Work order
Filter the material below down to the lines containing the word "限訂單產品金額滿".
[[ Source material, beginning ]]
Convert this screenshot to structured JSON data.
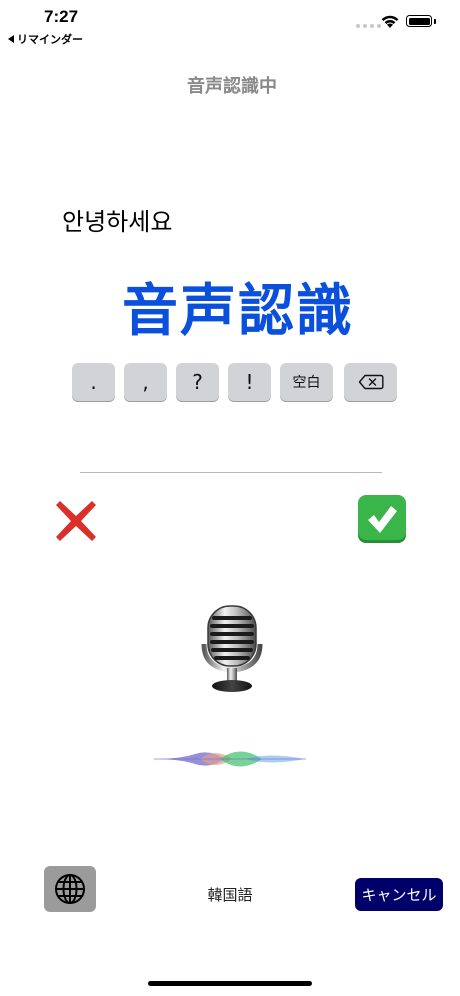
{
  "status_bar": {
    "time": "7:27",
    "back_app": "リマインダー",
    "icons": [
      "signal-dots-icon",
      "wifi-icon",
      "battery-icon"
    ]
  },
  "header": {
    "title": "音声認識中"
  },
  "recognized_text": "안녕하세요",
  "big_label": "音声認識",
  "keys": [
    ".",
    ",",
    "?",
    "!",
    "空白"
  ],
  "backspace_icon": "backspace-icon",
  "actions": {
    "reject_icon": "cross-mark-icon",
    "accept_icon": "check-mark-icon"
  },
  "mic_icon": "microphone-icon",
  "wave_icon": "voice-waveform-icon",
  "bottom": {
    "globe_icon": "globe-icon",
    "language": "韓国語",
    "cancel_label": "キャンセル"
  },
  "colors": {
    "big_label": "#0a50dc",
    "cancel_bg": "#00006b",
    "key_bg": "#d2d3d7",
    "accept_bg": "#3ab54a",
    "reject": "#d9312a"
  }
}
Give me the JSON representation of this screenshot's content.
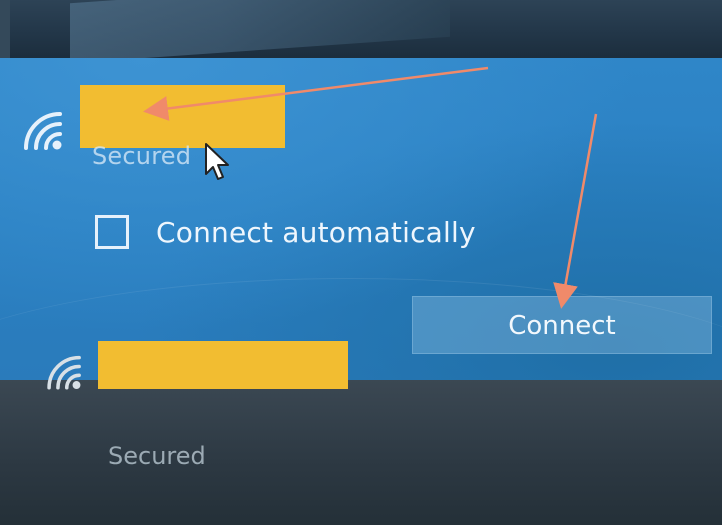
{
  "networks": [
    {
      "status": "Secured",
      "selected": true,
      "connect_automatically_label": "Connect automatically",
      "connect_automatically_checked": false,
      "connect_button_label": "Connect",
      "icon": "wifi-icon"
    },
    {
      "status": "Secured",
      "selected": false,
      "icon": "wifi-icon"
    }
  ],
  "colors": {
    "selected_bg": "#2f86c8",
    "other_bg": "#2c3842",
    "redaction": "#f2bd31",
    "annotation_arrow": "#f08a6a"
  }
}
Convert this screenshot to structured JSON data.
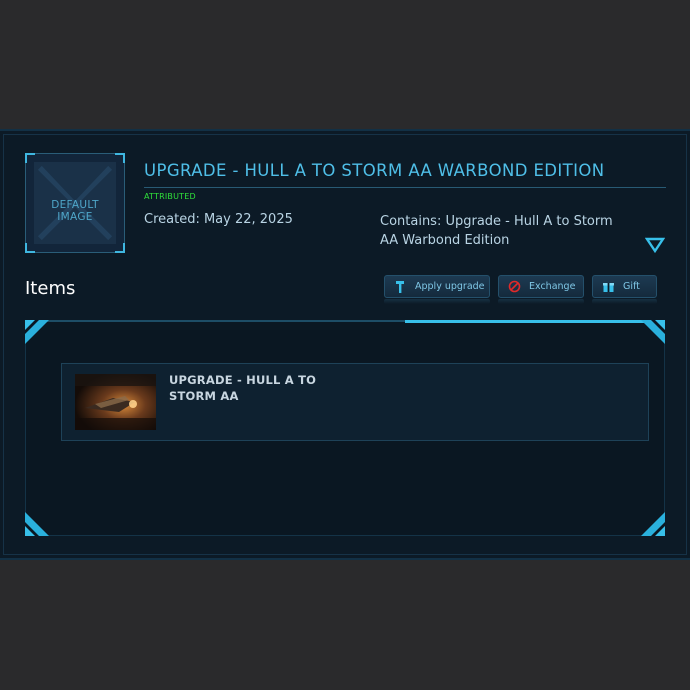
{
  "pledge": {
    "thumbnail_text_line1": "DEFAULT",
    "thumbnail_text_line2": "IMAGE",
    "title": "UPGRADE - HULL A TO STORM AA WARBOND EDITION",
    "badge": "ATTRIBUTED",
    "created": "Created: May 22, 2025",
    "contains": "Contains: Upgrade - Hull A to Storm AA Warbond Edition"
  },
  "items_section": {
    "heading": "Items",
    "buttons": [
      {
        "label": "Apply upgrade",
        "icon": "wrench-icon"
      },
      {
        "label": "Exchange",
        "icon": "exchange-icon"
      },
      {
        "label": "Gift",
        "icon": "gift-icon"
      }
    ],
    "list": [
      {
        "title": "UPGRADE - HULL A TO STORM AA",
        "image": "ship-image"
      }
    ]
  },
  "colors": {
    "accent": "#38c0ea",
    "title": "#4fbfe8",
    "badge": "#2fe03a",
    "panel": "#0c1a26",
    "page_bg": "#2a2a2c"
  }
}
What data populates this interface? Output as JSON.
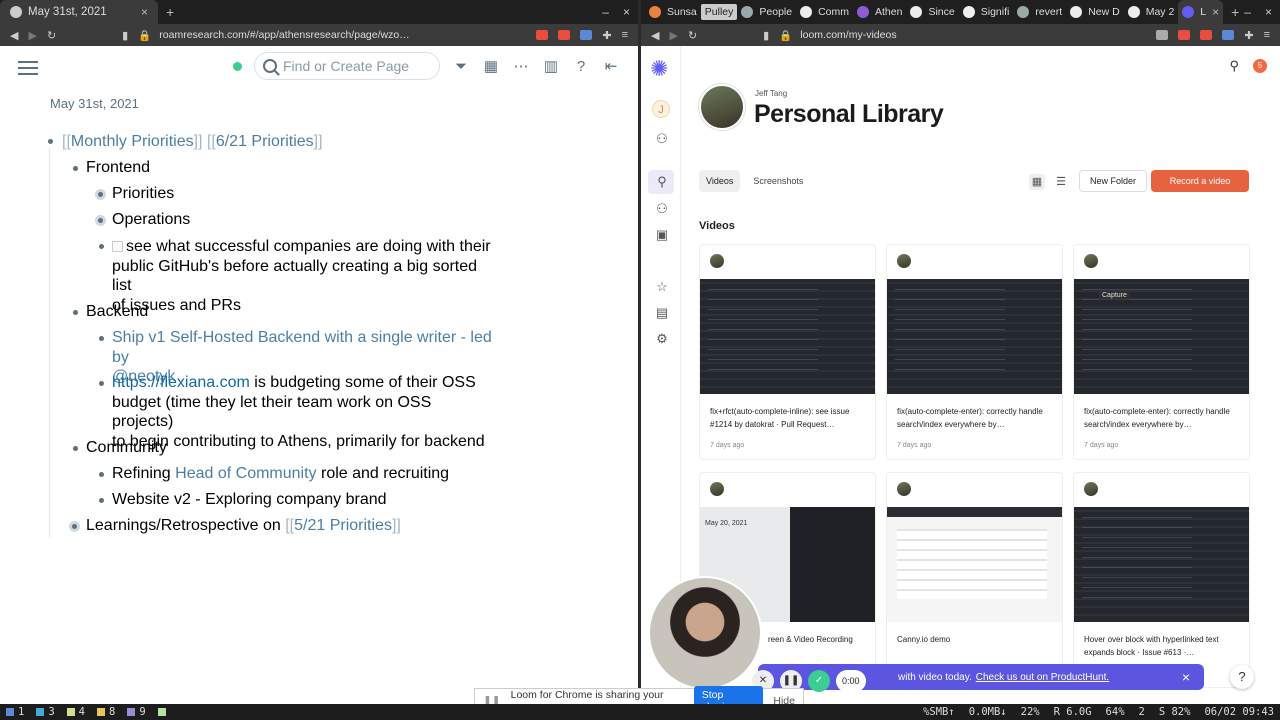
{
  "left_window": {
    "tab_title": "May 31st, 2021",
    "tab_close": "×",
    "new_tab": "+",
    "window_controls": [
      "–",
      "×"
    ],
    "url": "roamresearch.com/#/app/athensresearch/page/wzo…"
  },
  "roam": {
    "search_placeholder": "Find or Create Page",
    "page_title": "May 31st, 2021",
    "blocks": {
      "monthly": "[[",
      "monthly_ref": "Monthly Priorities",
      "monthly_close": "]]",
      "june_open": "[[",
      "june_ref": "6/21 Priorities",
      "june_close": "]]",
      "frontend": "Frontend",
      "priorities": "Priorities",
      "operations": "Operations",
      "todo_line1": "see what successful companies are doing with their",
      "todo_line2": "public GitHub's before actually creating a big sorted list",
      "todo_line3": "of issues and PRs",
      "backend": "Backend",
      "ship_line1": "Ship v1 Self-Hosted Backend with a single writer - led by",
      "ship_line2": "@neotyk",
      "flexiana_link": "https://flexiana.com",
      "flexiana_rest1": " is budgeting some of their OSS",
      "flexiana_line2": "budget (time they let their team work on OSS projects)",
      "flexiana_line3": "to begin contributing to Athens, primarily for backend",
      "community": "Community",
      "refining_pre": "Refining ",
      "refining_ref": "Head of Community",
      "refining_post": " role and recruiting",
      "website": "Website v2 - Exploring company brand",
      "learnings_pre": "Learnings/Retrospective on ",
      "learnings_open": "[[",
      "learnings_ref": "5/21 Priorities",
      "learnings_close": "]]"
    }
  },
  "right_window": {
    "tabs": [
      "Sunsa",
      "Pulley",
      "People",
      "Comm",
      "Athen",
      "Since",
      "Signifi",
      "revert",
      "New D",
      "May 2",
      "L"
    ],
    "tab_close": "×",
    "new_tab": "+",
    "window_controls": [
      "–",
      "×"
    ],
    "url": "loom.com/my-videos"
  },
  "loom": {
    "rail_initial": "J",
    "notification_count": "5",
    "owner": "Jeff Tang",
    "title": "Personal Library",
    "tab_videos": "Videos",
    "tab_screenshots": "Screenshots",
    "new_folder": "New Folder",
    "record": "Record a video",
    "section_title": "Videos",
    "cards": [
      {
        "title": "fix+rfct(auto-complete-inline): see issue #1214 by datokrat · Pull Request…",
        "ago": "7 days ago"
      },
      {
        "title": "fix(auto-complete-enter): correctly handle search/index everywhere by…",
        "ago": "7 days ago"
      },
      {
        "title": "fix(auto-complete-enter): correctly handle search/index everywhere by…",
        "ago": "7 days ago",
        "thumb_label": "Capture"
      },
      {
        "title": "reen & Video Recording",
        "ago": "",
        "thumb_label": "May 20, 2021"
      },
      {
        "title": "Canny.io demo",
        "ago": ""
      },
      {
        "title": "Hover over block with hyperlinked text expands block · Issue #613 ·…",
        "ago": ""
      }
    ],
    "promo_text": "with video today.",
    "promo_link": "Check us out on ProductHunt.",
    "promo_close": "×",
    "help": "?",
    "timer": "0:00"
  },
  "share_bar": {
    "message": "Loom for Chrome is sharing your screen.",
    "stop": "Stop sharing",
    "hide": "Hide"
  },
  "statusbar": {
    "workspaces": [
      "1",
      "3",
      "4",
      "8",
      "9"
    ],
    "right": [
      "%SMB↑",
      "0.0MB↓",
      "22%",
      "R 6.0G",
      "64%",
      "2",
      "S 82%",
      "06/02 09:43"
    ]
  }
}
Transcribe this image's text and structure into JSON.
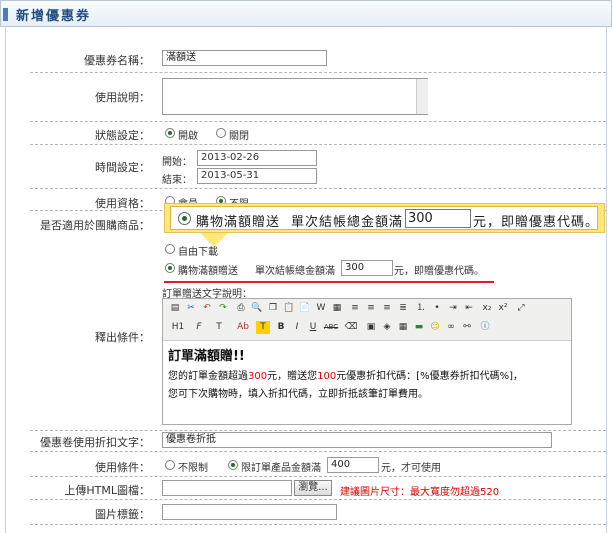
{
  "header": {
    "title": "新增優惠券"
  },
  "fields": {
    "name": {
      "label": "優惠券名稱：",
      "value": "滿額送"
    },
    "desc": {
      "label": "使用說明：",
      "value": ""
    },
    "status": {
      "label": "狀態設定：",
      "opt_on": "開啟",
      "opt_off": "關閉",
      "selected": "開啟"
    },
    "time": {
      "label": "時間設定：",
      "start_label": "開始：",
      "start": "2013-02-26",
      "end_label": "結束：",
      "end": "2013-05-31"
    },
    "qualify": {
      "label": "使用資格：",
      "opt_member": "會員",
      "opt_all": "不限"
    },
    "group": {
      "label": "是否適用於團購商品："
    },
    "output": {
      "label": "釋出條件：",
      "opt_free": "自由下載",
      "opt_spend": "購物滿額贈送",
      "spend_prefix": "單次結帳總金額滿",
      "spend_value": "300",
      "spend_suffix": "元，即贈優惠代碼。",
      "selected": "購物滿額贈送",
      "order_text_label": "訂單贈送文字說明："
    },
    "discount_text": {
      "label": "優惠卷使用折扣文字：",
      "value": "優惠卷折抵"
    },
    "use_cond": {
      "label": "使用條件：",
      "opt_unlimited": "不限制",
      "opt_min": "限訂單產品金額滿",
      "min_value": "400",
      "min_suffix": "元，才可使用",
      "selected": "限訂單產品金額滿"
    },
    "upload": {
      "label": "上傳HTML圖檔：",
      "browse": "瀏覽...",
      "hint": "建議圖片尺寸：最大寬度勿超過520"
    },
    "img_tag": {
      "label": "圖片標籤：",
      "value": ""
    }
  },
  "callout": {
    "opt": "購物滿額贈送",
    "prefix": "單次結帳總金額滿",
    "value": "300",
    "suffix": "元，即贈優惠代碼。"
  },
  "editor": {
    "heading": "訂單滿額贈!!",
    "line1_a": "您的訂單金額超過",
    "line1_amt": "300",
    "line1_b": "元，贈送您",
    "line1_amt2": "100",
    "line1_c": "元優惠折扣代碼：[%優惠券折扣代碼%]，",
    "line2": "您可下次購物時，填入折扣代碼，立即折抵該筆訂單費用。",
    "toolbar_row2": [
      "H1",
      "F",
      "T",
      "Ab",
      "T",
      "B",
      "I",
      "U",
      "ABC"
    ]
  },
  "colors": {
    "accent": "#1f4f84",
    "callout": "#ffe77a",
    "alert": "#e02020"
  }
}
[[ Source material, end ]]
Response
      "opt_min": "限訂單產品金額滿",
      "selected": "限訂單產品金額滿"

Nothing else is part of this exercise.